Choosing the right envelope to invest in ETFs
We’ve covered how to choose the right trackers, but now it is necessary to choose the envelope in which to place them. Remember there are three:
1/ The ordinary securities account (CTO), which allows you to invest in any ETF in the world. The choice will depend on your broker, knowing that the best brokers generally have an extremely large catalog. Capital gains are taxed at 30%.
2/ The PEA, which works like the CTO except that you have to keep the money for 5 years, and that the catalog of trackers is much more limited (see our article on ETFs eligible for the PEA). The counterpart is that you benefit from a tax advantage on capital gains at exit: 17.2% instead of 30%.
3/ Life insurance In addition, you benefit from a tax advantage based on the age of the contract and the capital is not blocked.
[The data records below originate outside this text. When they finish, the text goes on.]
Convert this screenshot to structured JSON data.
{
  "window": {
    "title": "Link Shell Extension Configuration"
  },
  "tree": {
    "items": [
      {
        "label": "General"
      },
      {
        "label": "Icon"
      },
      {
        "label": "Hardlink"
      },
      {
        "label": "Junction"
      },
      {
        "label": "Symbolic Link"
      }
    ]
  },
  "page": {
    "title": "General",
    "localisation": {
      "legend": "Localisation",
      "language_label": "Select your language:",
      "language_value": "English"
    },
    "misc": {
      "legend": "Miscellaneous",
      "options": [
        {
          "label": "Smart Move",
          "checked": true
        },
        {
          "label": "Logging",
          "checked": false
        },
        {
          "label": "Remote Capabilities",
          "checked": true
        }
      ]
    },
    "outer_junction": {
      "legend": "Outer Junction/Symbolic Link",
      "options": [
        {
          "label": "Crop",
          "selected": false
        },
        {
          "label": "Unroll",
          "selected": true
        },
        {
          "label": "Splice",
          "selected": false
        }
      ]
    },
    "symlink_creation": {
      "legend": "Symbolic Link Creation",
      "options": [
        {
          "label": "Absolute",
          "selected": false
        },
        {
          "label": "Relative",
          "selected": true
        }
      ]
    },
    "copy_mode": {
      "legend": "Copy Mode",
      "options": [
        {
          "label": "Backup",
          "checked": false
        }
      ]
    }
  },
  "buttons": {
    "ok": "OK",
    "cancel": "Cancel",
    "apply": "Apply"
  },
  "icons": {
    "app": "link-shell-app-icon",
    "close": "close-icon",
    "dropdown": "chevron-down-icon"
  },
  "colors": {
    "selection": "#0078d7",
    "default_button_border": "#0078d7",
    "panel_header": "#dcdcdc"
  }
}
On the other hand, the catalog of ETFs depends on the insurer: some may offer around a hundred while others are limited to around ten or even zero… In addition, the insurer applies annual fees to the amount invested, which increases the overall cost. .
According to the US, to invest in ETFs the most interesting endowment is the PEA. The catalog is certainly a little less extensive, but the main world indices are available and are enough to build a diversified and high-yielding portfolio. In addition, the capital placed in a PEA is said to be “locked”, this is not entirely correct: you can withdraw your assets before 5 years, simply the PEA automatically transforms into a CTO and you will not benefit from the ‘benefit tax. Therefore, the capital placed in a PEA can be recovered at any time if necessary.